There are no big names in the cast list which helps the sense of history but does not raise the thespian talent quotient. Gerard Butler plays King Leonidas with a Scottish accent, while the Brazilian Rodrigo Santoro is a version of Xerxes bejewelled with ethnic metalwork. Most of the warriors are literally larger than life: the actors playing the Spartans reveal most of their bodies with digitally-enhanced muscles, while on Xerxes' side characters include a huge hunchback, a giant emissary and a claw-armed executioner as well the metal-masked Immortals. This is before we get on to an enormous raging rhino and bedecked elephants. Truly this is a battle with a circus-like cast. The love interest comes from the feisty wife of Leonidas, Queen Gorgo, portrayed by the alluring British actress Lena Headey. There is even a scene in a rippling corn field borrowed from "Gladiator".
At the end of the day, what makes the movie are the thrilling fight sequences with encounters in which the film is slowed down and then speeded up to give a video-game quality that is unlike anything you have previously seen on the big screen.

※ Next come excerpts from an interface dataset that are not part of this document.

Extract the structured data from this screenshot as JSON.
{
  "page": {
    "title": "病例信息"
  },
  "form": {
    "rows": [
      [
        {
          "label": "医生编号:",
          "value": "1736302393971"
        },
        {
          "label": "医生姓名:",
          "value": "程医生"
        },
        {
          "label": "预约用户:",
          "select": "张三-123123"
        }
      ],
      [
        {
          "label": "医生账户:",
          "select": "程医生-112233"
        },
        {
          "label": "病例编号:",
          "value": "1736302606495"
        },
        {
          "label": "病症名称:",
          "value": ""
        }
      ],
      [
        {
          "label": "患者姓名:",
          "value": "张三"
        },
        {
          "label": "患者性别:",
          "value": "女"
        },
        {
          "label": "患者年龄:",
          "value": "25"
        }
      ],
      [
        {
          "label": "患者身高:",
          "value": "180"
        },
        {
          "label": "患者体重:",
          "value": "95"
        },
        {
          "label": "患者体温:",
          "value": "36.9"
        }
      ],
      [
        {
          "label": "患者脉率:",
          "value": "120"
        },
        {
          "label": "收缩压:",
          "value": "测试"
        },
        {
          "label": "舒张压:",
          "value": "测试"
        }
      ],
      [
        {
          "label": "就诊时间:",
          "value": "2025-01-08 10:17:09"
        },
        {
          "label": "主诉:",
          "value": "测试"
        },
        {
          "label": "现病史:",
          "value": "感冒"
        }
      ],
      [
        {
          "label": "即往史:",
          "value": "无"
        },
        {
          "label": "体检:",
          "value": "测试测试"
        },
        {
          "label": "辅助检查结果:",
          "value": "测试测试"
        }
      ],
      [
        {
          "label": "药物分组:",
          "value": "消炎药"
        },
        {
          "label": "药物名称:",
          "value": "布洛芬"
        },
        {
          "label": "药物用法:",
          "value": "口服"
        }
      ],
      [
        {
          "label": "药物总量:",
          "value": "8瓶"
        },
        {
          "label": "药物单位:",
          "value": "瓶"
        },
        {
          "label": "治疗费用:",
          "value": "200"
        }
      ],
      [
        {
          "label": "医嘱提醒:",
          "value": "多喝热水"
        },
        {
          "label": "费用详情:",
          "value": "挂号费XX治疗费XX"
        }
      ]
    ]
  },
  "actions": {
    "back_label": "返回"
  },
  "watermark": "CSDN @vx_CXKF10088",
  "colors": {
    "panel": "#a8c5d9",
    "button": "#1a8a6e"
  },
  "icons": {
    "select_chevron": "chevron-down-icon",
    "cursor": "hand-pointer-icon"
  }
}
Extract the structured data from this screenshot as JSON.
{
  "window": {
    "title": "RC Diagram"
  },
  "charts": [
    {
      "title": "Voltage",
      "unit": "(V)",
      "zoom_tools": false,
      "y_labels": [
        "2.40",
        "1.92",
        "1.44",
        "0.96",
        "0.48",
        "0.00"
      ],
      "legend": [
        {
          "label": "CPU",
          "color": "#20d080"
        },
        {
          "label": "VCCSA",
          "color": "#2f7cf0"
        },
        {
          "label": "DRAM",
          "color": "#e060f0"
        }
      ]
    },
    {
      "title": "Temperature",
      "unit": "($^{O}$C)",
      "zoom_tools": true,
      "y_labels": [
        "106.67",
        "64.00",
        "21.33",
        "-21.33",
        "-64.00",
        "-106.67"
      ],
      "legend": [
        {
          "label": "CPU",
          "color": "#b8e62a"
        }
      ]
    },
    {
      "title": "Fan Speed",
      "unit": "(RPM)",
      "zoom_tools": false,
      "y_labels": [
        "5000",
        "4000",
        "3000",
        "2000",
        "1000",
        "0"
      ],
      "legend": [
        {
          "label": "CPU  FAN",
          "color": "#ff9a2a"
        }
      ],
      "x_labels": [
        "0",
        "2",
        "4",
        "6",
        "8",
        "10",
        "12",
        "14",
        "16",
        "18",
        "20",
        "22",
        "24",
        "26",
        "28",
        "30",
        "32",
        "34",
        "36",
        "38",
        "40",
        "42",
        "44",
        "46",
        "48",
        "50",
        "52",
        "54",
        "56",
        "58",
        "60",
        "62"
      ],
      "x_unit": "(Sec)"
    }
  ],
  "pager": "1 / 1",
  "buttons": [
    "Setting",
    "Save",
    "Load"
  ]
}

Whem a sword slashes or a spear lungs or an arrow whistles, you really feel and hear it. At times, it is as if a picture by Hieronymus Bosch had come to life.
- Mar 30, 2007